Raw data:
- - -

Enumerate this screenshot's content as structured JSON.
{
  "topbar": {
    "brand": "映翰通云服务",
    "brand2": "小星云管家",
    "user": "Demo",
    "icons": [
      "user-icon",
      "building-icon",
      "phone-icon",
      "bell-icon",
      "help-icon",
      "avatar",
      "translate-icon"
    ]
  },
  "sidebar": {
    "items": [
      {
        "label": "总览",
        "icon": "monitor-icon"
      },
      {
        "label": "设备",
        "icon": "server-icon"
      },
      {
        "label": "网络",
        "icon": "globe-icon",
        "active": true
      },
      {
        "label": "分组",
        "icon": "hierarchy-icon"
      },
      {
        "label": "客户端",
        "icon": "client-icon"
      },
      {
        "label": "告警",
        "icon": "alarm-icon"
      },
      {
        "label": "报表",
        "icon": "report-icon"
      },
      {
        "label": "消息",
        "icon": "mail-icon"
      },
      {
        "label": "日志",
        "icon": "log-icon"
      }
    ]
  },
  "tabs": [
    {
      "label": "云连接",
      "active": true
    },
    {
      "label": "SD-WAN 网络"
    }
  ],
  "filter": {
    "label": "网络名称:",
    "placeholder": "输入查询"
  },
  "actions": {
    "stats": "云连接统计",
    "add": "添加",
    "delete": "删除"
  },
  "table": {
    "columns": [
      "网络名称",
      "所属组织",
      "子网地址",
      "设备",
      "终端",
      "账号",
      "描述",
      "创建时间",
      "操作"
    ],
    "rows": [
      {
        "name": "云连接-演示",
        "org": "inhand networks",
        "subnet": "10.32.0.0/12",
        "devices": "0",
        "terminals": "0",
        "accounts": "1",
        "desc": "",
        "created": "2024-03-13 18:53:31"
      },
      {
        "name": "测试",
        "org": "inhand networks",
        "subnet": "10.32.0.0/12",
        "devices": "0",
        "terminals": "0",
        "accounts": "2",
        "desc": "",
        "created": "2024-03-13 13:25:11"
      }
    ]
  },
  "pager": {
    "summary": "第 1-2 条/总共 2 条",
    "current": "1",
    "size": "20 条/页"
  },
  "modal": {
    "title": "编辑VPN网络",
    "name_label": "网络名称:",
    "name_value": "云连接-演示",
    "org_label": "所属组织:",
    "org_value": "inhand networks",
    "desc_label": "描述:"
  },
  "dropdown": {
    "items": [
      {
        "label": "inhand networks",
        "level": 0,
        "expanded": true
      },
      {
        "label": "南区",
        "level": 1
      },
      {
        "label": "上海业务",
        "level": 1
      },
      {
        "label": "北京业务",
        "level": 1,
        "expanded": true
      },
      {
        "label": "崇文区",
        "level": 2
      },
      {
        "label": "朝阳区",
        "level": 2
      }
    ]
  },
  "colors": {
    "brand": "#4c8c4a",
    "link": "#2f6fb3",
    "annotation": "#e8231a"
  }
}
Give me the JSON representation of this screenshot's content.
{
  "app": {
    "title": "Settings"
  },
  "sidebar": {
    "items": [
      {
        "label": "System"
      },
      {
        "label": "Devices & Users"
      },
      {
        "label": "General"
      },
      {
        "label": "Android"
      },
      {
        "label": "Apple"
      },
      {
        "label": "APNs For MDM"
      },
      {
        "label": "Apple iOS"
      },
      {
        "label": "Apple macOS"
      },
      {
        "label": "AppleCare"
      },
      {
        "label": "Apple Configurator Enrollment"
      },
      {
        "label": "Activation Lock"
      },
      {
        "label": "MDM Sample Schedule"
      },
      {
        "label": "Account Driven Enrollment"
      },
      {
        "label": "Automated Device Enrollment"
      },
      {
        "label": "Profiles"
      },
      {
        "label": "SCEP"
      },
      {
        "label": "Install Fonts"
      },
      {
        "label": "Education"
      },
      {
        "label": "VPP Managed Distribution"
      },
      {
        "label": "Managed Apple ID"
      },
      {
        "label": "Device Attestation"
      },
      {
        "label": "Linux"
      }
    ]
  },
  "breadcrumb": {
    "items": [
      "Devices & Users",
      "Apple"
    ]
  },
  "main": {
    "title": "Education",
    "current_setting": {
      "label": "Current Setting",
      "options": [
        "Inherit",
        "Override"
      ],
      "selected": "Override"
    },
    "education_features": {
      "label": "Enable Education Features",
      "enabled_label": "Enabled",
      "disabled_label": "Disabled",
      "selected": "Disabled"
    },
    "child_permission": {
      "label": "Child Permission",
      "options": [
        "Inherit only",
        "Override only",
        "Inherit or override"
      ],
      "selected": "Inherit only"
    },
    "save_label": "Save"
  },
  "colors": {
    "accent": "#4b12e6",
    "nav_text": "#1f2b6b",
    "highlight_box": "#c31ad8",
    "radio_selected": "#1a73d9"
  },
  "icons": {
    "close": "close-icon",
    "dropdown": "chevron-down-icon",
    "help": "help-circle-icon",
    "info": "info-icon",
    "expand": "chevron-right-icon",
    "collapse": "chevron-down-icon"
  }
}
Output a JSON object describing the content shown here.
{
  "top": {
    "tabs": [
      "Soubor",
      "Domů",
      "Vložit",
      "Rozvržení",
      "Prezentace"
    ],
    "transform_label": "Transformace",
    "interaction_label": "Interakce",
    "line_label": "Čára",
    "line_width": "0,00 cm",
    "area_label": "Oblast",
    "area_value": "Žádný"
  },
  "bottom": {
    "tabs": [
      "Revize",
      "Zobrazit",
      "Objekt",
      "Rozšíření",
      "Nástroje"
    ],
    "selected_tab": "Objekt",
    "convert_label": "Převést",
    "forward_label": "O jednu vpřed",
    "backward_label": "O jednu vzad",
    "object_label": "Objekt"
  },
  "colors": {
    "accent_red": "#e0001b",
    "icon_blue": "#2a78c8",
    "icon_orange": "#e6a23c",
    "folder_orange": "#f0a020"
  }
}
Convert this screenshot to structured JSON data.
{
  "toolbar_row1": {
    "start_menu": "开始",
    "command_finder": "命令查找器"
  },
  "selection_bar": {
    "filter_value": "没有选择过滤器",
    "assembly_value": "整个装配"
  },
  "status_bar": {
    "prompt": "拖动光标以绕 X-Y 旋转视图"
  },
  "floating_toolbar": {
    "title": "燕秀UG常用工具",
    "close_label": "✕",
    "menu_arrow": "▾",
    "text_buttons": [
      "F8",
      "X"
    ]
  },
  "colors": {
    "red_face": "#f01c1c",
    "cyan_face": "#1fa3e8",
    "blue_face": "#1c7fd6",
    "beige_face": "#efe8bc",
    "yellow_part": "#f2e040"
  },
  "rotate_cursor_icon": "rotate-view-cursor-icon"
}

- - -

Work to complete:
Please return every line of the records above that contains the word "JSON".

Solution below:
Enumerate this screenshot's content as structured JSON.
Give me the JSON representation of this screenshot's content.
Output a JSON object describing the content shown here.
Convert this screenshot to structured JSON data.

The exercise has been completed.